Exercise prompt:
Go through the records below and return each line that has "hashtag" in it.

Exercise materials:
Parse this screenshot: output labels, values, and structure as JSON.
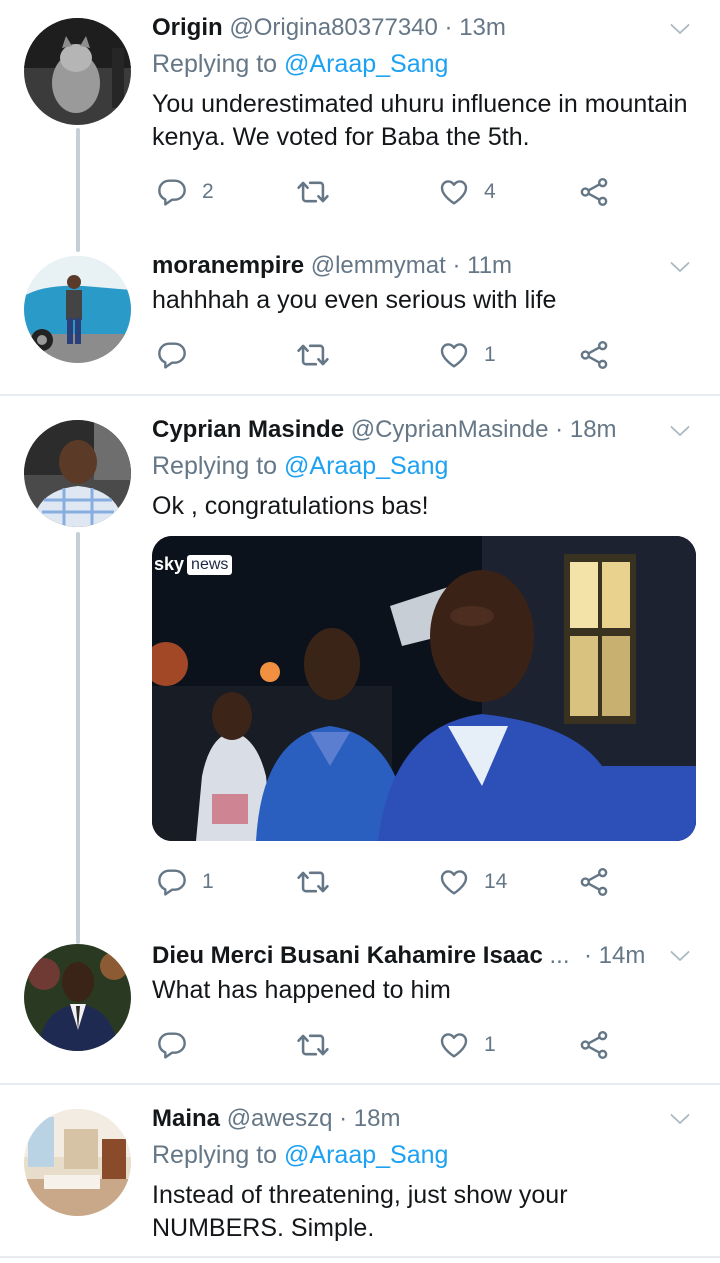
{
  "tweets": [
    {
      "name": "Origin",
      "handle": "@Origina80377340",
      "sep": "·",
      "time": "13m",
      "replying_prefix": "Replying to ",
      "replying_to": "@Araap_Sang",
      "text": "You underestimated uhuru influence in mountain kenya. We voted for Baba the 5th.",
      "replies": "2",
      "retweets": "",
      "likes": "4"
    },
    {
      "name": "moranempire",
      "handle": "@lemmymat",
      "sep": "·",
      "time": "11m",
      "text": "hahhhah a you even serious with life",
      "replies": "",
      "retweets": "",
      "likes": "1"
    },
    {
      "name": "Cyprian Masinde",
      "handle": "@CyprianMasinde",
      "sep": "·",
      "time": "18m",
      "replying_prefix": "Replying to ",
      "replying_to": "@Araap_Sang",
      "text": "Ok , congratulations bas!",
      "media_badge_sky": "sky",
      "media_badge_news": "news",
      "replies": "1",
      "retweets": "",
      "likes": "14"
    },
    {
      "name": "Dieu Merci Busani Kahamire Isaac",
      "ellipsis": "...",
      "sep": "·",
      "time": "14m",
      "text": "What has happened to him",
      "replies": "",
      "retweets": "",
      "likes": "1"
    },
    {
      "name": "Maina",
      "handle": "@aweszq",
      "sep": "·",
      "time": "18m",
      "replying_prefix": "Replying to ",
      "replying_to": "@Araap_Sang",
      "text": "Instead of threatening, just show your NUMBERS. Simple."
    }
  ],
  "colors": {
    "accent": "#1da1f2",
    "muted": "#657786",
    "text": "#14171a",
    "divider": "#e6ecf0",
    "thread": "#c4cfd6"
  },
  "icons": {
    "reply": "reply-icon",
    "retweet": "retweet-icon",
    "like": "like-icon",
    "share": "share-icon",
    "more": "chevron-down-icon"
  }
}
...
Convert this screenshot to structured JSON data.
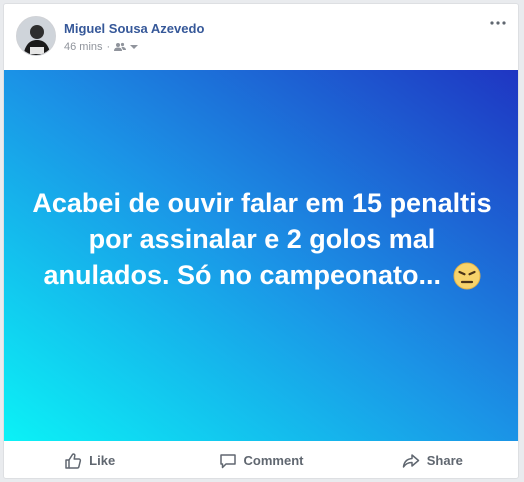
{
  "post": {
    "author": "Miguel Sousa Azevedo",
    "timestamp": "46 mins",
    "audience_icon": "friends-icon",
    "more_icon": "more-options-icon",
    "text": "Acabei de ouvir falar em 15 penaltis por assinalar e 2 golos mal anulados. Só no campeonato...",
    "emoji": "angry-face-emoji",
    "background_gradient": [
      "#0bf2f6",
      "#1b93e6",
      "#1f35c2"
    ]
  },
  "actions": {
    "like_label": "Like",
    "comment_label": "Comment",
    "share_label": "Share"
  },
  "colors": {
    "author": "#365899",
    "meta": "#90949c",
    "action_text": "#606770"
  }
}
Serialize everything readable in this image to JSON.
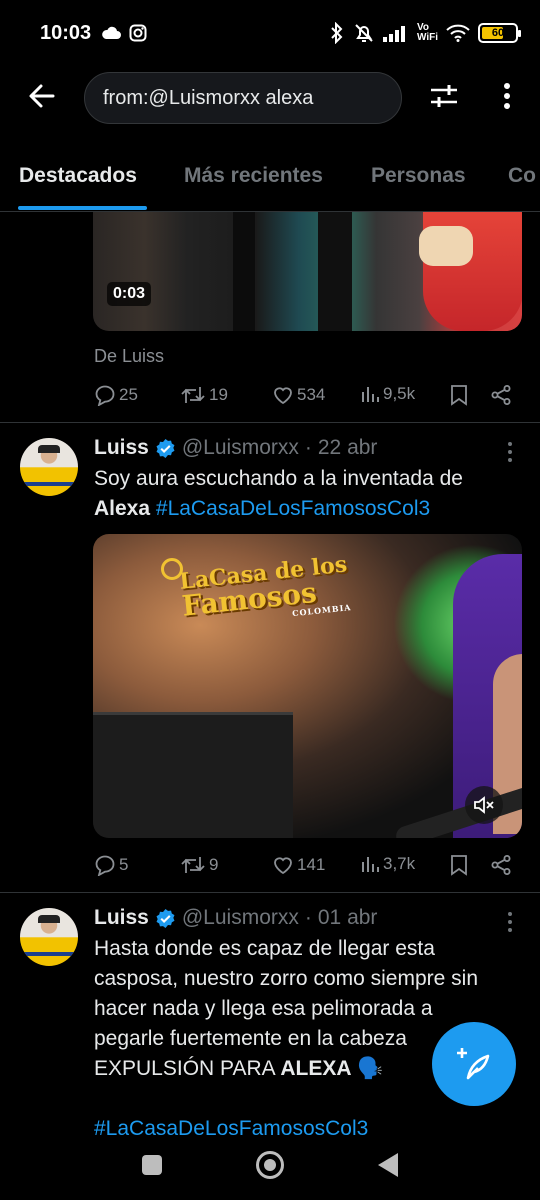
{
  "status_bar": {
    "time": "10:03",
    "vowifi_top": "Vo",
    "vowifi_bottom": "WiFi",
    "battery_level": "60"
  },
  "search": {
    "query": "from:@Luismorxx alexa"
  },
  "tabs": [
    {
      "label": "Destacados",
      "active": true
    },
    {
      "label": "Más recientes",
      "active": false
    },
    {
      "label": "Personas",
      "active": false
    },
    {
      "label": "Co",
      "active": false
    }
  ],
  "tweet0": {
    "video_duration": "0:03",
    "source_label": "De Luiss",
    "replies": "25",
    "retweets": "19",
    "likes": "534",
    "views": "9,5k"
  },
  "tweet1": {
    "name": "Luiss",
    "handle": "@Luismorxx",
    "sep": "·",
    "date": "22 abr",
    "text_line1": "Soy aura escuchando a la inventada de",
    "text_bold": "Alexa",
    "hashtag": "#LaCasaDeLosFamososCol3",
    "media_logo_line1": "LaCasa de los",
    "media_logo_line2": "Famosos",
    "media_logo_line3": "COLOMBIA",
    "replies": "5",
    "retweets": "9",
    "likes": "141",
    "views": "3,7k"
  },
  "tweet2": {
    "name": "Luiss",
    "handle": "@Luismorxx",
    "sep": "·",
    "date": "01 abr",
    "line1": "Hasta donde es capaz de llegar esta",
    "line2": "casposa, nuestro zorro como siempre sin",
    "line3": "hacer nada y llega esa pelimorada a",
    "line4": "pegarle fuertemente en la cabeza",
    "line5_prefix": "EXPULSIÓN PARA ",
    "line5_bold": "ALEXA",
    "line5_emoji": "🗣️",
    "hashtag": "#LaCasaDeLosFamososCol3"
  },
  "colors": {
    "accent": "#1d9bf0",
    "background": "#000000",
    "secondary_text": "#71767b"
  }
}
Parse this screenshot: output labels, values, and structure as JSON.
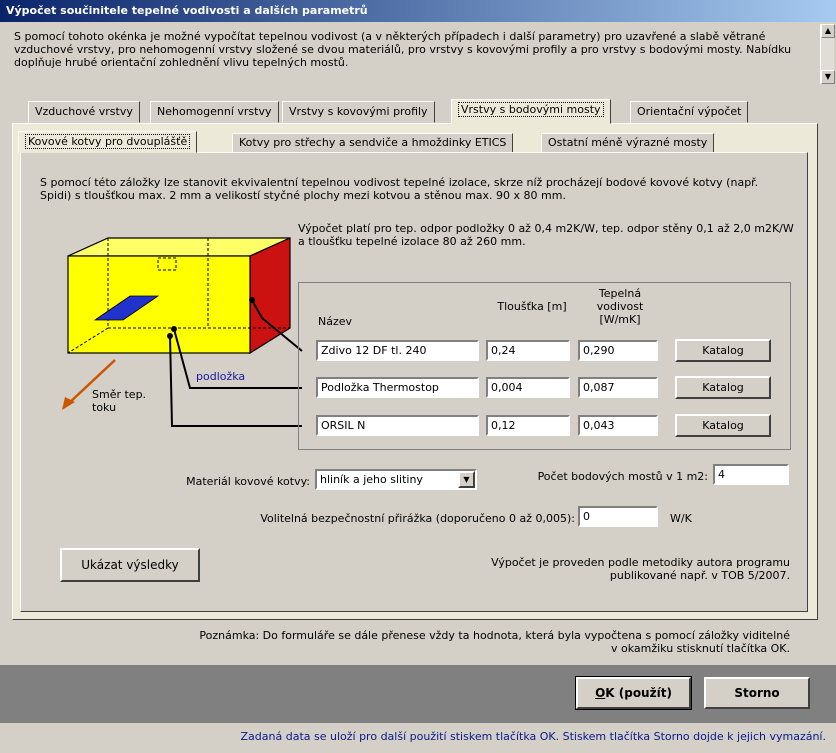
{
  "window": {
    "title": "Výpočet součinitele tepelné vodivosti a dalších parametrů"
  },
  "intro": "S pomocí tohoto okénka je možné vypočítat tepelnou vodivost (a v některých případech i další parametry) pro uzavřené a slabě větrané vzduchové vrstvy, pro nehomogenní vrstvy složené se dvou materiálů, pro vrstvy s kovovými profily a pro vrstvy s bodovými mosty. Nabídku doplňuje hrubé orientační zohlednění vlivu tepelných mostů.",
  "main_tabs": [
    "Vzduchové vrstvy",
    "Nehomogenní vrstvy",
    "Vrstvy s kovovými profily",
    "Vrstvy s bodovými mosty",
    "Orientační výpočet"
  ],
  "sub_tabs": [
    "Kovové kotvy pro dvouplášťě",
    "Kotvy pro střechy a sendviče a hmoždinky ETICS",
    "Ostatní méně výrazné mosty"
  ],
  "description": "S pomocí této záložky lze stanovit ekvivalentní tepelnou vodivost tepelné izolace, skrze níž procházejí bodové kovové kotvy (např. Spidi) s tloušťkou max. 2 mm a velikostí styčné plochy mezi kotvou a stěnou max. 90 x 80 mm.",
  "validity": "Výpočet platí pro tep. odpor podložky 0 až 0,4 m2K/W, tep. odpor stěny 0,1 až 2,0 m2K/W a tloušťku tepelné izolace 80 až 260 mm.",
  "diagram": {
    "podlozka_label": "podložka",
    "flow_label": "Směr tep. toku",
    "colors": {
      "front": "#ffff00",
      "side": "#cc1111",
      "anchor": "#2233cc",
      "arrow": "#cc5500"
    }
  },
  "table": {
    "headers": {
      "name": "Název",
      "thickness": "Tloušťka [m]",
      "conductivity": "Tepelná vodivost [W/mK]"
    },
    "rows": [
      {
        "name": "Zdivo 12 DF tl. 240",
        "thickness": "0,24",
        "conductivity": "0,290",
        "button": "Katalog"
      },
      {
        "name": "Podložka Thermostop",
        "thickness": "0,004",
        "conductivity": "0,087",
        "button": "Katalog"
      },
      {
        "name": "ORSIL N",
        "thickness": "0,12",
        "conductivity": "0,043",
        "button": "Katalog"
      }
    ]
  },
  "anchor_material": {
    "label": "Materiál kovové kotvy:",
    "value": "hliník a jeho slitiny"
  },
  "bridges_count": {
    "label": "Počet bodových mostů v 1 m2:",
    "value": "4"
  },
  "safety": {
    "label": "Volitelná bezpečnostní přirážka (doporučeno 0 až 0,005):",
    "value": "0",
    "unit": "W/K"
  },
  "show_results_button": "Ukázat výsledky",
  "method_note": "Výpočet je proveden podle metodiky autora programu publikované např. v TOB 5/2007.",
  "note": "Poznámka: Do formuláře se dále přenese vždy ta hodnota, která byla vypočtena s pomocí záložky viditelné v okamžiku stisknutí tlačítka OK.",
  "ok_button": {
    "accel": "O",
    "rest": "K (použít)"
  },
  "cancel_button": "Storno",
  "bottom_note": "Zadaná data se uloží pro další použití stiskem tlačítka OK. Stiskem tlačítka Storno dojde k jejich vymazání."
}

Solution for this task:
    "hashtag": "#LaCasaDeLosFamososCol3",
    "hashtag": "#LaCasaDeLosFamososCol3"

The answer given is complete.